**** RECORDS FOR THIS EXERCISE

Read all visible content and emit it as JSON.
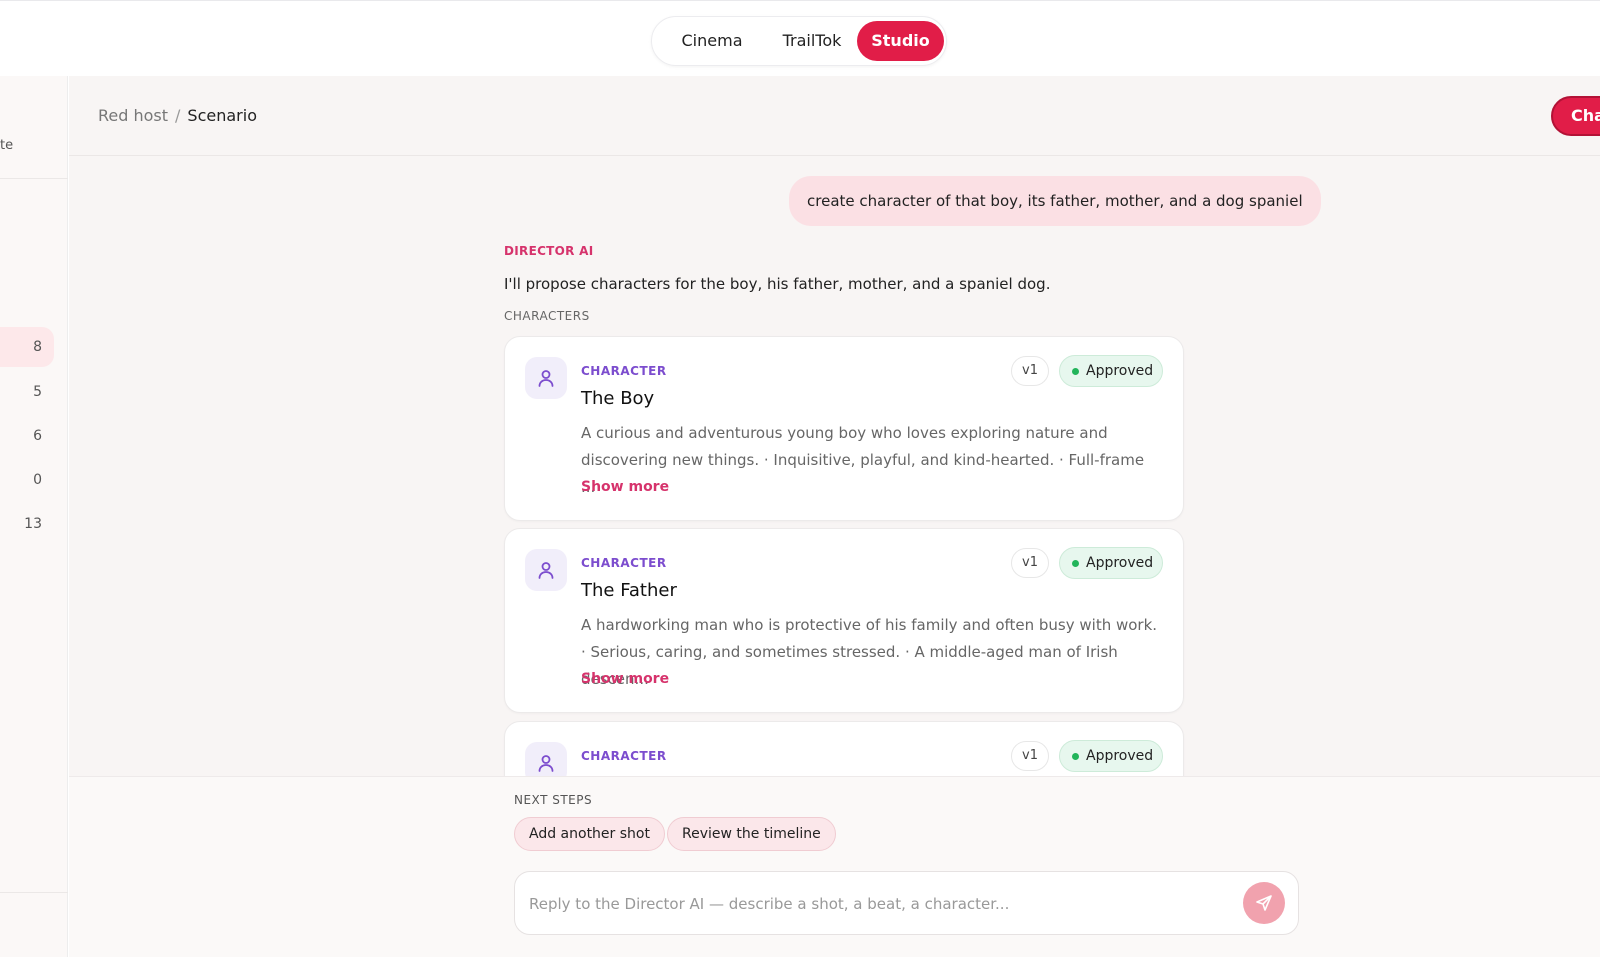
{
  "topbar": {
    "tabs": [
      {
        "label": "Cinema"
      },
      {
        "label": "TrailTok"
      },
      {
        "label": "Studio"
      }
    ]
  },
  "sidebar": {
    "cut_label": "te",
    "counts": [
      "8",
      "5",
      "6",
      "0",
      "13"
    ]
  },
  "header": {
    "breadcrumb_parent": "Red host",
    "breadcrumb_sep": "/",
    "breadcrumb_current": "Scenario",
    "action_label": "Cha"
  },
  "chat": {
    "user_message": "create character of that boy, its father, mother, and a dog spaniel",
    "ai_label": "DIRECTOR AI",
    "ai_text": "I'll propose characters for the boy, his father, mother, and a spaniel dog.",
    "characters_label": "CHARACTERS",
    "cards": [
      {
        "kicker": "CHARACTER",
        "title": "The Boy",
        "desc": "A curious and adventurous young boy who loves exploring nature and discovering new things. · Inquisitive, playful, and kind-hearted. · Full-frame ...",
        "more": "Show more",
        "version": "v1",
        "status": "Approved"
      },
      {
        "kicker": "CHARACTER",
        "title": "The Father",
        "desc": "A hardworking man who is protective of his family and often busy with work. · Serious, caring, and sometimes stressed. · A middle-aged man of Irish descen...",
        "more": "Show more",
        "version": "v1",
        "status": "Approved"
      },
      {
        "kicker": "CHARACTER",
        "title": "",
        "desc": "",
        "more": "",
        "version": "v1",
        "status": "Approved"
      }
    ]
  },
  "composer": {
    "next_steps_label": "NEXT STEPS",
    "chips": [
      "Add another shot",
      "Review the timeline"
    ],
    "placeholder": "Reply to the Director AI — describe a shot, a beat, a character...",
    "value": ""
  },
  "icons": {
    "card_icon": "person-icon",
    "send_icon": "send-icon"
  },
  "colors": {
    "accent": "#e11d48",
    "status_green": "#22b45a",
    "kicker_purple": "#7c4dce"
  }
}
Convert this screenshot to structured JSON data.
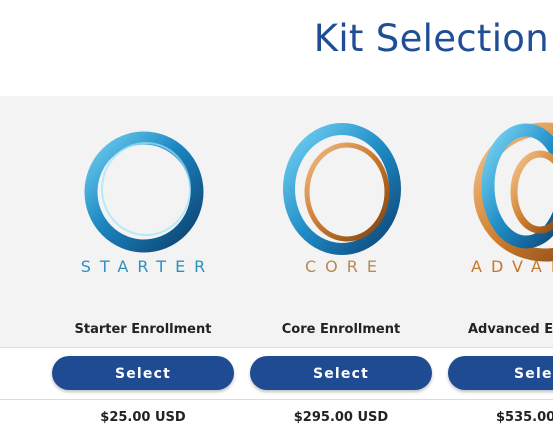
{
  "header": {
    "title": "Kit Selection"
  },
  "kits": [
    {
      "wordmark": "STARTER",
      "name": "Starter Enrollment",
      "select_label": "Select",
      "price": "$25.00 USD",
      "icon": "blue-ring-logo-icon"
    },
    {
      "wordmark": "CORE",
      "name": "Core Enrollment",
      "select_label": "Select",
      "price": "$295.00 USD",
      "icon": "blue-copper-ring-logo-icon"
    },
    {
      "wordmark": "ADVAN",
      "name": "Advanced En",
      "select_label": "Select",
      "price": "$535.00",
      "icon": "interlocked-rings-logo-icon"
    }
  ],
  "colors": {
    "brand_blue": "#1e4b91",
    "title_blue": "#1f4e95",
    "ring_blue": "#2a8fc4",
    "ring_copper": "#c8772b",
    "band_gray": "#f3f3f3"
  }
}
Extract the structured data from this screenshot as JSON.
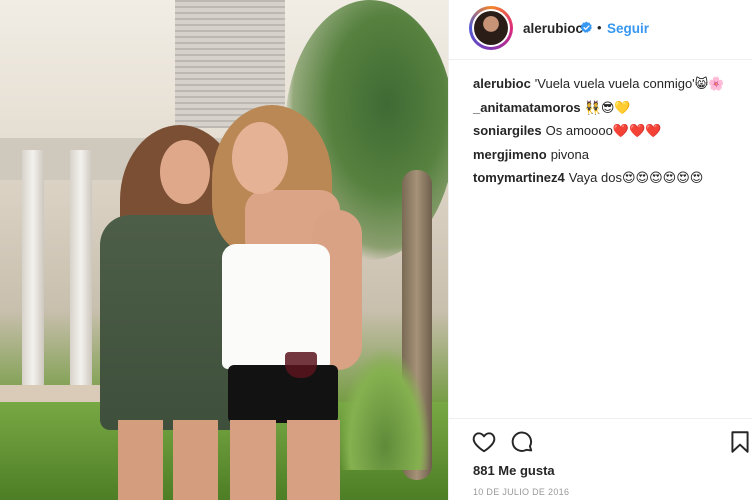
{
  "photo": {
    "alt": ""
  },
  "header": {
    "username": "alerubioc",
    "dot": "•",
    "follow_label": "Seguir"
  },
  "comments": [
    {
      "user": "alerubioc",
      "text": "'Vuela vuela vuela conmigo'😸🌸"
    },
    {
      "user": "_anitamatamoros",
      "text": "👯😎💛"
    },
    {
      "user": "soniargiles",
      "text": "Os amoooo❤️❤️❤️"
    },
    {
      "user": "mergjimeno",
      "text": "pivona"
    },
    {
      "user": "tomymartinez4",
      "text": "Vaya dos😍😍😍😍😍😍"
    }
  ],
  "actions": {
    "likes": "881 Me gusta",
    "date": "10 DE JULIO DE 2016"
  },
  "colors": {
    "link_blue": "#3897f0",
    "text": "#262626",
    "muted": "#999999",
    "divider": "#efefef"
  },
  "icons": [
    "verified-badge-icon",
    "heart-icon",
    "comment-icon",
    "bookmark-icon"
  ]
}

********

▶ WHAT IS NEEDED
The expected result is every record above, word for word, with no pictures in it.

▶ ANSWER TO THIS PROBLEM
Read all visible content and emit it as JSON.
{
  "topbar": {
    "tabs": [
      {
        "label": "Cinema"
      },
      {
        "label": "TrailTok"
      },
      {
        "label": "Studio"
      }
    ]
  },
  "sidebar": {
    "cut_label": "te",
    "counts": [
      "8",
      "5",
      "6",
      "0",
      "13"
    ]
  },
  "header": {
    "breadcrumb_parent": "Red host",
    "breadcrumb_sep": "/",
    "breadcrumb_current": "Scenario",
    "action_label": "Cha"
  },
  "chat": {
    "user_message": "create character of that boy, its father, mother, and a dog spaniel",
    "ai_label": "DIRECTOR AI",
    "ai_text": "I'll propose characters for the boy, his father, mother, and a spaniel dog.",
    "characters_label": "CHARACTERS",
    "cards": [
      {
        "kicker": "CHARACTER",
        "title": "The Boy",
        "desc": "A curious and adventurous young boy who loves exploring nature and discovering new things. · Inquisitive, playful, and kind-hearted. · Full-frame ...",
        "more": "Show more",
        "version": "v1",
        "status": "Approved"
      },
      {
        "kicker": "CHARACTER",
        "title": "The Father",
        "desc": "A hardworking man who is protective of his family and often busy with work. · Serious, caring, and sometimes stressed. · A middle-aged man of Irish descen...",
        "more": "Show more",
        "version": "v1",
        "status": "Approved"
      },
      {
        "kicker": "CHARACTER",
        "title": "",
        "desc": "",
        "more": "",
        "version": "v1",
        "status": "Approved"
      }
    ]
  },
  "composer": {
    "next_steps_label": "NEXT STEPS",
    "chips": [
      "Add another shot",
      "Review the timeline"
    ],
    "placeholder": "Reply to the Director AI — describe a shot, a beat, a character...",
    "value": ""
  },
  "icons": {
    "card_icon": "person-icon",
    "send_icon": "send-icon"
  },
  "colors": {
    "accent": "#e11d48",
    "status_green": "#22b45a",
    "kicker_purple": "#7c4dce"
  }
}
Convert this screenshot to structured JSON data.
{
  "header": {
    "title": "Kit Selection"
  },
  "kits": [
    {
      "wordmark": "STARTER",
      "name": "Starter Enrollment",
      "select_label": "Select",
      "price": "$25.00 USD",
      "icon": "blue-ring-logo-icon"
    },
    {
      "wordmark": "CORE",
      "name": "Core Enrollment",
      "select_label": "Select",
      "price": "$295.00 USD",
      "icon": "blue-copper-ring-logo-icon"
    },
    {
      "wordmark": "ADVAN",
      "name": "Advanced En",
      "select_label": "Select",
      "price": "$535.00",
      "icon": "interlocked-rings-logo-icon"
    }
  ],
  "colors": {
    "brand_blue": "#1e4b91",
    "title_blue": "#1f4e95",
    "ring_blue": "#2a8fc4",
    "ring_copper": "#c8772b",
    "band_gray": "#f3f3f3"
  }
}
Extract the structured data from this screenshot as JSON.
{
  "photo": {
    "alt": ""
  },
  "header": {
    "username": "alerubioc",
    "dot": "•",
    "follow_label": "Seguir"
  },
  "comments": [
    {
      "user": "alerubioc",
      "text": "'Vuela vuela vuela conmigo'😸🌸"
    },
    {
      "user": "_anitamatamoros",
      "text": "👯😎💛"
    },
    {
      "user": "soniargiles",
      "text": "Os amoooo❤️❤️❤️"
    },
    {
      "user": "mergjimeno",
      "text": "pivona"
    },
    {
      "user": "tomymartinez4",
      "text": "Vaya dos😍😍😍😍😍😍"
    }
  ],
  "actions": {
    "likes": "881 Me gusta",
    "date": "10 DE JULIO DE 2016"
  },
  "colors": {
    "link_blue": "#3897f0",
    "text": "#262626",
    "muted": "#999999",
    "divider": "#efefef"
  },
  "icons": [
    "verified-badge-icon",
    "heart-icon",
    "comment-icon",
    "bookmark-icon"
  ]
}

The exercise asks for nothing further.